Please print every record below exactly as written, leaving out the pictures.
━━━ DATA TO USE
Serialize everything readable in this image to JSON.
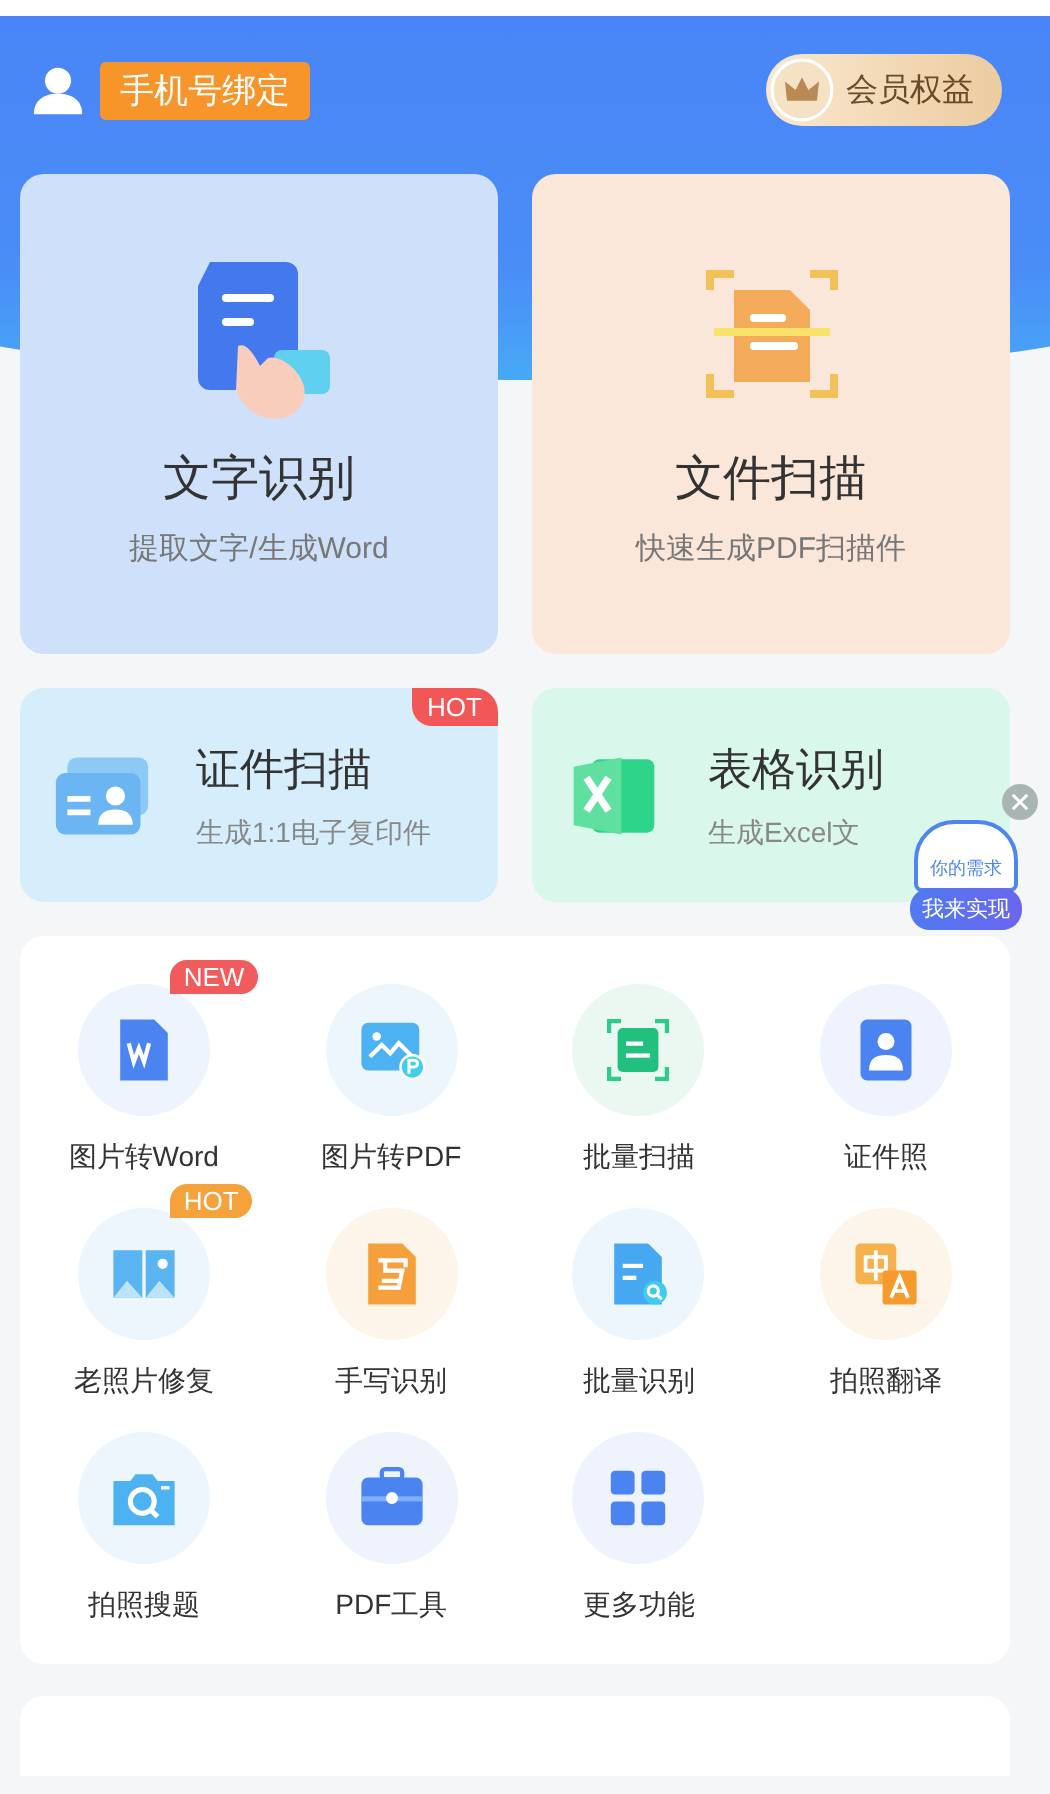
{
  "header": {
    "bind_phone": "手机号绑定",
    "vip": "会员权益"
  },
  "main_cards": [
    {
      "title": "文字识别",
      "subtitle": "提取文字/生成Word",
      "color": "#cfe0fb"
    },
    {
      "title": "文件扫描",
      "subtitle": "快速生成PDF扫描件",
      "color": "#fbe7da"
    }
  ],
  "feature_cards": [
    {
      "title": "证件扫描",
      "subtitle": "生成1:1电子复印件",
      "color": "#d6eefb",
      "badge": {
        "text": "HOT",
        "color": "#f25656"
      }
    },
    {
      "title": "表格识别",
      "subtitle": "生成Excel文",
      "color": "#d9f7ea"
    }
  ],
  "floating_widget": {
    "note": "你的需求",
    "label": "我来实现"
  },
  "tools": [
    {
      "label": "图片转Word",
      "badge": {
        "text": "NEW",
        "color": "#f25b5b"
      }
    },
    {
      "label": "图片转PDF"
    },
    {
      "label": "批量扫描"
    },
    {
      "label": "证件照"
    },
    {
      "label": "老照片修复",
      "badge": {
        "text": "HOT",
        "color": "#f5a23c"
      }
    },
    {
      "label": "手写识别"
    },
    {
      "label": "批量识别"
    },
    {
      "label": "拍照翻译"
    },
    {
      "label": "拍照搜题"
    },
    {
      "label": "PDF工具"
    },
    {
      "label": "更多功能"
    }
  ]
}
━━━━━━
RESULT:
Serialize everything readable in this image to JSON.
{
  "header": {
    "bind_phone": "手机号绑定",
    "vip": "会员权益"
  },
  "main_cards": [
    {
      "title": "文字识别",
      "subtitle": "提取文字/生成Word",
      "color": "#cfe0fb"
    },
    {
      "title": "文件扫描",
      "subtitle": "快速生成PDF扫描件",
      "color": "#fbe7da"
    }
  ],
  "feature_cards": [
    {
      "title": "证件扫描",
      "subtitle": "生成1:1电子复印件",
      "color": "#d6eefb",
      "badge": {
        "text": "HOT",
        "color": "#f25656"
      }
    },
    {
      "title": "表格识别",
      "subtitle": "生成Excel文",
      "color": "#d9f7ea"
    }
  ],
  "floating_widget": {
    "note": "你的需求",
    "label": "我来实现"
  },
  "tools": [
    {
      "label": "图片转Word",
      "badge": {
        "text": "NEW",
        "color": "#f25b5b"
      }
    },
    {
      "label": "图片转PDF"
    },
    {
      "label": "批量扫描"
    },
    {
      "label": "证件照"
    },
    {
      "label": "老照片修复",
      "badge": {
        "text": "HOT",
        "color": "#f5a23c"
      }
    },
    {
      "label": "手写识别"
    },
    {
      "label": "批量识别"
    },
    {
      "label": "拍照翻译"
    },
    {
      "label": "拍照搜题"
    },
    {
      "label": "PDF工具"
    },
    {
      "label": "更多功能"
    }
  ]
}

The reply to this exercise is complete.